Case

Basilic vein cannulation (ultrasound)

 Diagnosis not applicable
Dr David Carroll
Published 19 Jan 2019
63% complete
Ultrasound
Article

Transthoracic echocardiography

Standard transthoracic echocardiography (TTE) is the most commonly performed form of echocardiography. It consists of five standardized windows which are obtained in a standardized sequence 1. Obtaining views from the left parasternal, apical, subcostal, and suprasternal notch windows is mandato...
Article

Peritoneal stripe sign (pneumoperitoneum)

The peritoneal stripe sign in abdominal ultrasonography is considered indicative of intraperitoneal free air, present in pneumoperitoneum. Free air in the abdomen will collect in an anti-dependent manner, typically the anterior prehepatic space in the supine patient, settling against the parieta...
Article

Diastolic dysfunction (point of care ultrasound)

Assessment for diastolic dysfunction is an advanced application of point-of-care ultrasonography, most commonly used as a supplemental non-invasive estimate of left atrial pressure in hemodynamically complex patients 1. Of note, this article will discuss the simplified, binary approach used in c...
Article

Pulsatility index (ultrasound)

The pulsatility index (PI) (also known as the Gosling index) is a calculated flow parameter in ultrasound, derived from the maximum, minimum, and mean Doppler frequency shifts during a defined cardiac cycle. Along with the resistive index (RI), it is typically used to assess the resistance in a ...
Case

Anechoic pleural effusion (ultrasound)

 Diagnosis not applicable
Dr David Carroll
Published 20 Jan 2019
63% complete
Ultrasound
Article

Plankton sign (ultrasound)

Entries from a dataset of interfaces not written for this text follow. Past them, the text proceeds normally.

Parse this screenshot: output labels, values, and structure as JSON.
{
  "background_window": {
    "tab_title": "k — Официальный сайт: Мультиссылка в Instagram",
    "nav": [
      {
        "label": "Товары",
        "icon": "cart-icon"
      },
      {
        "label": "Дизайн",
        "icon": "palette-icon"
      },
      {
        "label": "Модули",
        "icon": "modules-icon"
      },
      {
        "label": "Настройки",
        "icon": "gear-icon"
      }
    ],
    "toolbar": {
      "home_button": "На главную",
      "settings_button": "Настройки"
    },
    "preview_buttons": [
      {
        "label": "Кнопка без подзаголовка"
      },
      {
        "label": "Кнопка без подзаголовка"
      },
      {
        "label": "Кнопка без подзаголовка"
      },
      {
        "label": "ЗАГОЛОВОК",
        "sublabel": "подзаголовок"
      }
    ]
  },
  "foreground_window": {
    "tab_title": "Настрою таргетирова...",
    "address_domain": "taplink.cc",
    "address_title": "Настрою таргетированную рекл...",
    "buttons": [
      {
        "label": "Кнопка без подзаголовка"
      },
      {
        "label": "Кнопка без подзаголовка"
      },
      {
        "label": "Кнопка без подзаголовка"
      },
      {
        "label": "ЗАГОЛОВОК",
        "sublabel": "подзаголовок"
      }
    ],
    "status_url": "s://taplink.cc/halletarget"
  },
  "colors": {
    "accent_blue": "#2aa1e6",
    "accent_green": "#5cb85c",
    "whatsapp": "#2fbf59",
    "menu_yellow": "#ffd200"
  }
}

The plankton sign refers to swirling, punctiform internal echoes within an otherwise anechoic pleural effusion which demonstrate slow, whirling dynamics, occasionally buffered by cardiac and respiratory impulses. When present, one may rule out a transudative effusion, and should be highly suspic...